To ensure the art would shine, the couple knew they had to get their rooms’ backdrops right. First, they chose an interior finishes package named RAMSA—the acronym for New York–based Robert A.M. Stern Architects, which partnered with local firms PKA Architecture and Martha Dayton Design on Eleven—the most transitional of three options, and one reminiscent of prewar New York apartment interiors. “We loved [this option’s] racetrack ceilings, where you have two levels of Sheetrock that outline the perimeter of the room,” Hawkins says.
From there, the couple worked with interior designers Martha Dayton and Kelly Perry of Martha Dayton Design. Dayton and PKA Architecture designed all finishes “attached to the unit other than lighting,” as she describes them, from cabinetry, countertops, and hardware in the kitchen to tile combinations in the baths. “Within each of the three styles, there were 36 decisions to make about the unit,” she says. White oak flooring was one of the couple’s picks. And although having walls painted Sherwin-Williams Simple White wasn’t one of the choices (it’s the hue used in units and common areas throughout the building), it would provide the perfect foundation for art.
That’s where Perry came in, helping Bores and Hawkins customize interior furnishings—including closet systems and lighting (like the Arteriors fixture in the dining area, purchased locally through Filament)—and place their art.
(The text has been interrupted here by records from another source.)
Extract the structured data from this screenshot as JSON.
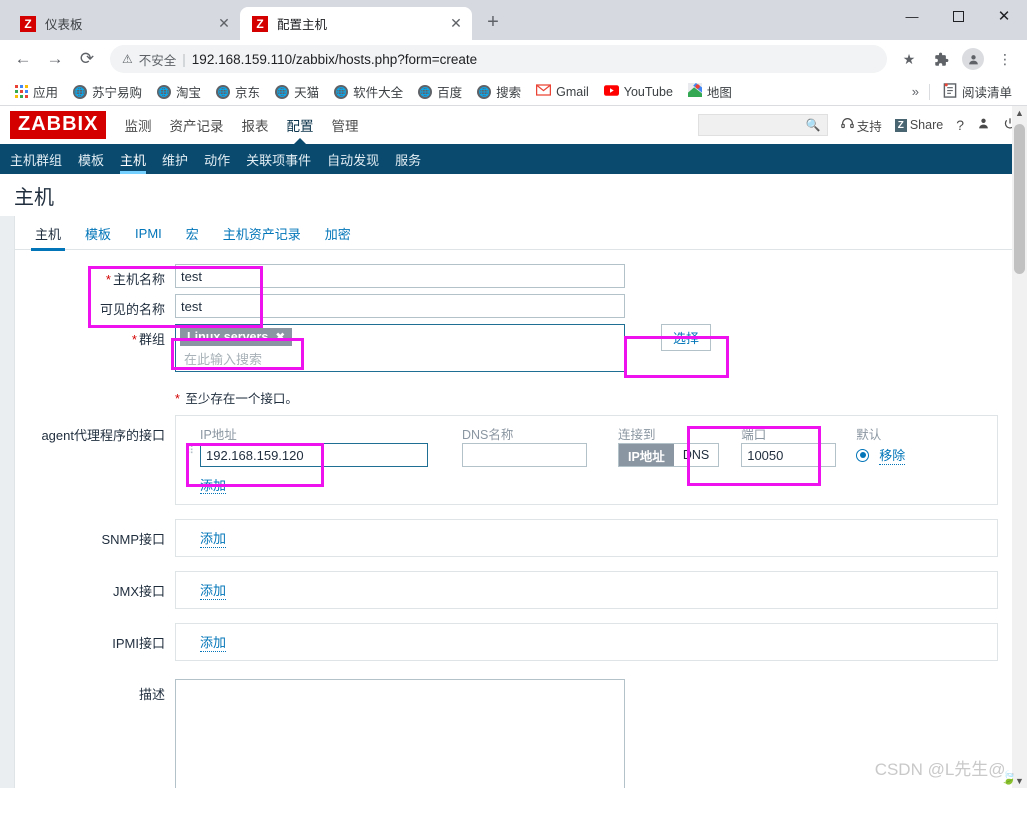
{
  "browser": {
    "tabs": [
      {
        "title": "仪表板",
        "favicon": "Z",
        "active": false
      },
      {
        "title": "配置主机",
        "favicon": "Z",
        "active": true
      }
    ],
    "new_tab_label": "+",
    "window_controls": {
      "minimize": "—",
      "maximize": "▢",
      "close": "✕"
    },
    "nav": {
      "back": "←",
      "forward": "→",
      "reload": "⟳"
    },
    "omnibox": {
      "security_icon": "warning-triangle-icon",
      "security_label": "不安全",
      "separator": "|",
      "url": "192.168.159.110/zabbix/hosts.php?form=create",
      "star_icon": "★"
    },
    "toolbar_icons": [
      "bookmark-star-icon",
      "extensions-puzzle-icon",
      "profile-avatar-icon",
      "chrome-menu-icon"
    ],
    "bookmarks": [
      {
        "label": "应用",
        "icon": "apps-grid-icon"
      },
      {
        "label": "苏宁易购",
        "icon": "globe-icon"
      },
      {
        "label": "淘宝",
        "icon": "globe-icon"
      },
      {
        "label": "京东",
        "icon": "globe-icon"
      },
      {
        "label": "天猫",
        "icon": "globe-icon"
      },
      {
        "label": "软件大全",
        "icon": "globe-icon"
      },
      {
        "label": "百度",
        "icon": "globe-icon"
      },
      {
        "label": "搜索",
        "icon": "globe-icon"
      },
      {
        "label": "Gmail",
        "icon": "gmail-icon"
      },
      {
        "label": "YouTube",
        "icon": "youtube-icon"
      },
      {
        "label": "地图",
        "icon": "maps-icon"
      }
    ],
    "bookmarks_overflow": "»",
    "reading_list": {
      "label": "阅读清单",
      "icon": "reading-list-icon"
    }
  },
  "zabbix": {
    "logo": "ZABBIX",
    "brand_color": "#d40000",
    "menu": [
      {
        "label": "监测",
        "active": false
      },
      {
        "label": "资产记录",
        "active": false
      },
      {
        "label": "报表",
        "active": false
      },
      {
        "label": "配置",
        "active": true
      },
      {
        "label": "管理",
        "active": false
      }
    ],
    "header_right": {
      "search_value": "",
      "search_icon": "search-icon",
      "support": {
        "label": "支持",
        "icon": "headset-icon"
      },
      "share": {
        "label": "Share",
        "badge": "Z"
      },
      "help_icon": "?",
      "user_icon": "person-icon",
      "signout_icon": "power-icon"
    },
    "subnav": [
      {
        "label": "主机群组",
        "active": false
      },
      {
        "label": "模板",
        "active": false
      },
      {
        "label": "主机",
        "active": true
      },
      {
        "label": "维护",
        "active": false
      },
      {
        "label": "动作",
        "active": false
      },
      {
        "label": "关联项事件",
        "active": false
      },
      {
        "label": "自动发现",
        "active": false
      },
      {
        "label": "服务",
        "active": false
      }
    ],
    "page_title": "主机",
    "tabs": [
      {
        "label": "主机",
        "active": true
      },
      {
        "label": "模板",
        "active": false
      },
      {
        "label": "IPMI",
        "active": false
      },
      {
        "label": "宏",
        "active": false
      },
      {
        "label": "主机资产记录",
        "active": false
      },
      {
        "label": "加密",
        "active": false
      }
    ],
    "form": {
      "hostname": {
        "label": "主机名称",
        "required": true,
        "value": "test"
      },
      "visiblename": {
        "label": "可见的名称",
        "required": false,
        "value": "test"
      },
      "groups": {
        "label": "群组",
        "required": true,
        "chips": [
          {
            "text": "Linux servers",
            "remove": "✖"
          }
        ],
        "placeholder": "在此输入搜索",
        "select_button": "选择"
      },
      "interface_hint": {
        "required_mark": "*",
        "text": "至少存在一个接口。"
      },
      "agent_interface": {
        "label": "agent代理程序的接口",
        "columns": {
          "ip": "IP地址",
          "dns": "DNS名称",
          "connect_to": "连接到",
          "port": "端口",
          "default": "默认"
        },
        "rows": [
          {
            "ip": "192.168.159.120",
            "dns": "",
            "connect_to_options": [
              "IP地址",
              "DNS"
            ],
            "connect_to_selected": "IP地址",
            "port": "10050",
            "default_selected": true,
            "remove_label": "移除"
          }
        ],
        "add_label": "添加"
      },
      "snmp_interface": {
        "label": "SNMP接口",
        "add_label": "添加"
      },
      "jmx_interface": {
        "label": "JMX接口",
        "add_label": "添加"
      },
      "ipmi_interface": {
        "label": "IPMI接口",
        "add_label": "添加"
      },
      "description": {
        "label": "描述",
        "value": ""
      }
    },
    "annotation_color": "#ee12ee"
  },
  "watermark": {
    "text": "CSDN @L先生@..",
    "leaf_icon": "leaf-icon"
  }
}
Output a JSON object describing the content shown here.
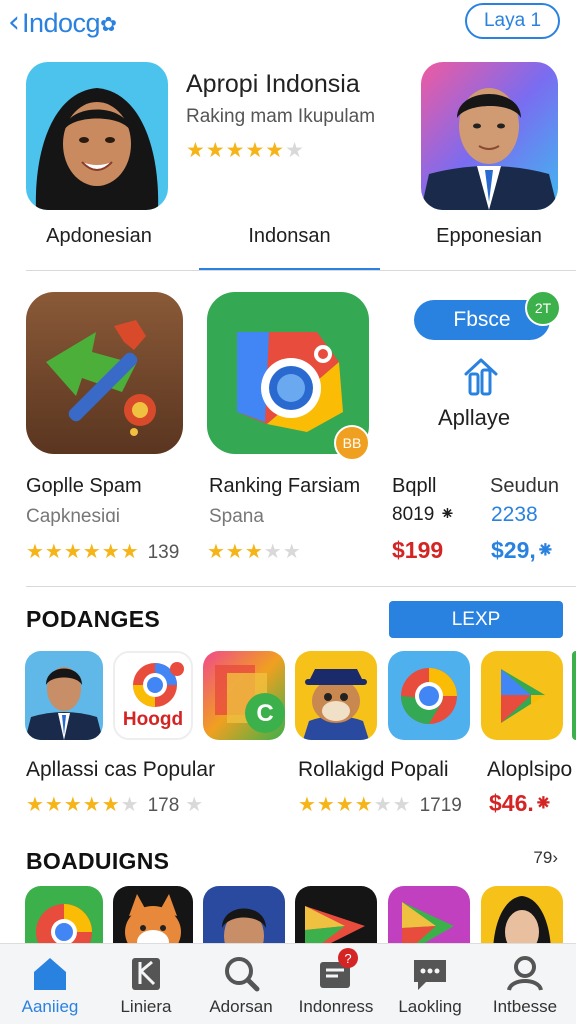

A longtime favorite piece, a large abstract by local artist Teo Nguyen, was the first one they figured out where to hang. “That piece really resonated with us color-wise and from an abstract perspective,” Bores says. “We had to know exactly where it would go.” It ended up in the living room, front and center, next to the fireplace. Perry and the couple continued until the interior reflected Bores, Hawkins, and their love of art.
The couple couldn’t be happier with the result. “Living in a world that often has a lot of ugliness to it, it’s certainly nice to have ways to find beauty, and part of that is through the art we live with,” Bores says. “But it’s also the art that surrounds us in the neighborhood and in the city.”